Can your pension sustain your retirement?
Posted by Andrew_Smith on Thursday 7th of October 2021.
Working out how long your pension pot will need to last – as life expectancy rises – is worth thinking about sooner than later.
The lockdown caused many people to reassess their lifestyles, which for some meant choosing early retirement. But what retirees have found is that pension pots are not matching the period of time needed to enjoy a comfortable life.
Life expectancy is going up. The Office for National Statistics offers an online calculator which gives an estimate of life expectancy – and with it an idea of how many years people will need their pensions to sustain them.
What’s your number?
The ‘Class of 2021’ report from Standard Life Aberdeen lays out how much value an average pension pot needs – around £366,000 if you multiply the average annual amount retirees surveyed said they would spend (£20,000) by 20 years of post- retirement time. A third said they had less than £100,000 saved.
Retirees need more than they think

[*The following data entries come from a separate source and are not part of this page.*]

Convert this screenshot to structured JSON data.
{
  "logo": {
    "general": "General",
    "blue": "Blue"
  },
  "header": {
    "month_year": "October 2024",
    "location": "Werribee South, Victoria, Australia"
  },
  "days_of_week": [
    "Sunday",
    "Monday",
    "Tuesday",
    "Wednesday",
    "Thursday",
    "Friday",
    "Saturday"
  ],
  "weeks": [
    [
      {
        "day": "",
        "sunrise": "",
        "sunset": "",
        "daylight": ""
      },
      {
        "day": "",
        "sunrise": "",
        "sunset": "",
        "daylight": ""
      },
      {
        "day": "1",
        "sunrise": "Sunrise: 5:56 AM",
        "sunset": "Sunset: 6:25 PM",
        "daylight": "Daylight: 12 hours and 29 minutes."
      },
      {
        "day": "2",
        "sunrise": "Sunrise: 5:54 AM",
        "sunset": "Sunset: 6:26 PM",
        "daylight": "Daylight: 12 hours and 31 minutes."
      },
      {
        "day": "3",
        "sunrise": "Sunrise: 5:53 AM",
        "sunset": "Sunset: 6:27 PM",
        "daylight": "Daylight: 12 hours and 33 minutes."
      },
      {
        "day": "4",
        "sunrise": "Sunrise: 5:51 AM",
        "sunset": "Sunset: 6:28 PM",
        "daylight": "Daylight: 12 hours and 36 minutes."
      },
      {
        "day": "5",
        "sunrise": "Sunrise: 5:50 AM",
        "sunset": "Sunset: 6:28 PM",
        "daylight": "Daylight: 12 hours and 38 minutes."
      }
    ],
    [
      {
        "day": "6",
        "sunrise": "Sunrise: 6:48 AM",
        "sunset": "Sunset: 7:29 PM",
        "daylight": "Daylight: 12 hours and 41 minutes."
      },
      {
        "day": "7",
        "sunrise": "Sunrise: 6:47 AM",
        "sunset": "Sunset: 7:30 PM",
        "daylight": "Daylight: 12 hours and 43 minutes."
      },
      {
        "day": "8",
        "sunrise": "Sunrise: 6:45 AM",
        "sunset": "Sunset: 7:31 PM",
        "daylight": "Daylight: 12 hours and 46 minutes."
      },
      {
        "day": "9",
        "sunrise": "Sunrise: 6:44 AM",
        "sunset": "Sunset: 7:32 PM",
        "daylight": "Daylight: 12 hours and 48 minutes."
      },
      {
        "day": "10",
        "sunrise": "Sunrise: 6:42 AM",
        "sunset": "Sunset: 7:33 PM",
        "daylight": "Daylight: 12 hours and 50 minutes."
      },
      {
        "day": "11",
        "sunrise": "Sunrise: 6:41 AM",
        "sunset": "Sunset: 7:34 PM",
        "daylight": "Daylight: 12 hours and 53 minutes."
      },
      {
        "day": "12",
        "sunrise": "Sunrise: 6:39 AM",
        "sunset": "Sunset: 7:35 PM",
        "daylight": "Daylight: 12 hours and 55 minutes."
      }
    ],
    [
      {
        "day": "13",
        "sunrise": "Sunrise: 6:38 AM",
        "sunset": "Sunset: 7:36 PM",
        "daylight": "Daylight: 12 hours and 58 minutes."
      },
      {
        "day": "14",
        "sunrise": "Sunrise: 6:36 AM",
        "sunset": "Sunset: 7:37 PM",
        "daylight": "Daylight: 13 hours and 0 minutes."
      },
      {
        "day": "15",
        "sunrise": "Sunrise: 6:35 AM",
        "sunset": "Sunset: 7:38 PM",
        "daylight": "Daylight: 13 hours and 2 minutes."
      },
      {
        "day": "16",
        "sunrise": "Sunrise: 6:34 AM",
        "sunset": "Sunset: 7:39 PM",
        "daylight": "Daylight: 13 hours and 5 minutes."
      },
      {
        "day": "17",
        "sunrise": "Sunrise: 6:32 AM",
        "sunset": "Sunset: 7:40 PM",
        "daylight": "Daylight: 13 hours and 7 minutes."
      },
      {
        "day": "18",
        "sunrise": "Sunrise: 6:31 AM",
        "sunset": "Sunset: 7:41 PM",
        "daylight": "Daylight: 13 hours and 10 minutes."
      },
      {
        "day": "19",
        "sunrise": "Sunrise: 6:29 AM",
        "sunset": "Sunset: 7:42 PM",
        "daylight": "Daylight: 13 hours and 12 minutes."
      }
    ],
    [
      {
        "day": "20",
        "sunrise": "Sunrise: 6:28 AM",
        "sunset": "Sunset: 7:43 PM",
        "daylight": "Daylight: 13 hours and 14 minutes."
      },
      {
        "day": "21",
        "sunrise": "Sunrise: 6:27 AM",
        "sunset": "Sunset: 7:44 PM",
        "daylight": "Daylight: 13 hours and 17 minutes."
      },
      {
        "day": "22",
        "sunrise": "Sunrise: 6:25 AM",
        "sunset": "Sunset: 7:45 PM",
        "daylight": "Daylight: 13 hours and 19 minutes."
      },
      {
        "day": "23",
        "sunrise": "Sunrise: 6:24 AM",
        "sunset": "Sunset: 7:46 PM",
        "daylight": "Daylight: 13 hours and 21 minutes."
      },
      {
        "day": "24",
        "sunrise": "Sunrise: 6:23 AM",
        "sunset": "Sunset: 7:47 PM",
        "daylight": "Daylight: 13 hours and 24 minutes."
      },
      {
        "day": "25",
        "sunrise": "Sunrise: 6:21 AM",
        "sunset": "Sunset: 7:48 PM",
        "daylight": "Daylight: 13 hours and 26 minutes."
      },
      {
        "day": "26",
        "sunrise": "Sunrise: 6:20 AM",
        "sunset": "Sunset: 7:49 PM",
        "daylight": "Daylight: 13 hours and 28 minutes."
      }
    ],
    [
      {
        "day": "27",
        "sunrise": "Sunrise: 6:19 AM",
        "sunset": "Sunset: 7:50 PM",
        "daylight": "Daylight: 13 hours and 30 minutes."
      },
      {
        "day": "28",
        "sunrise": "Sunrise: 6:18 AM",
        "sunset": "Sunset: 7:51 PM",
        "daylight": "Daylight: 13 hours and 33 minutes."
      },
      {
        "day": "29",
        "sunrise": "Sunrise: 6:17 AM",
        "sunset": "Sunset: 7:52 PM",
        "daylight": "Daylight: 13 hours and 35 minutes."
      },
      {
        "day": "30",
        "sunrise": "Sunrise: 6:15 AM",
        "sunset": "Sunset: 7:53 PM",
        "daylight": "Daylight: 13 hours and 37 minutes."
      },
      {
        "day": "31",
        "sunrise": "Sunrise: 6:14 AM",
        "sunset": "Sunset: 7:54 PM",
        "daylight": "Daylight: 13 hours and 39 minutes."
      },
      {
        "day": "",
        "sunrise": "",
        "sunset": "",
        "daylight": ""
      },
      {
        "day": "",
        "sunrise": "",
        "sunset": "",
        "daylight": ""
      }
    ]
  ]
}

The survey reported that two thirds of retirees were at risk of running out of money post retirement. Along with people living longer (on average, people aged 55 today will live to their mid-to-late 80s) there is the issue of rising inflation which raises the cost of living as years go by. Volatility in the investment markets also adds to the concern for people approaching retirement when it comes to pensions.
How to plan for the years ahead
Those surveyed did have plans to tackle this issue, however. Half of the those surveyed aimed to reduce the amount of money they spent on a day-today basis in order to save for retirement. Other considerations include downsizing their home and seeking part-time work after retirement in order to generate an income.
There is concern among almost half of those surveyed about being financially ready to finish working in the coming year. Yet many are aware of the need to be prepared when it came to their finances post-retirement, making any necessary adjustments – ideally with help from a financial adviser.
Keeping track of workplace pension plans and thinking about consolidating them into one pot might be a good place to start planning towards the goal of making your retirement as financially worry-free as possible.
The value of investments and any income from them can fall as well as rise and you may not get back the original amount invested.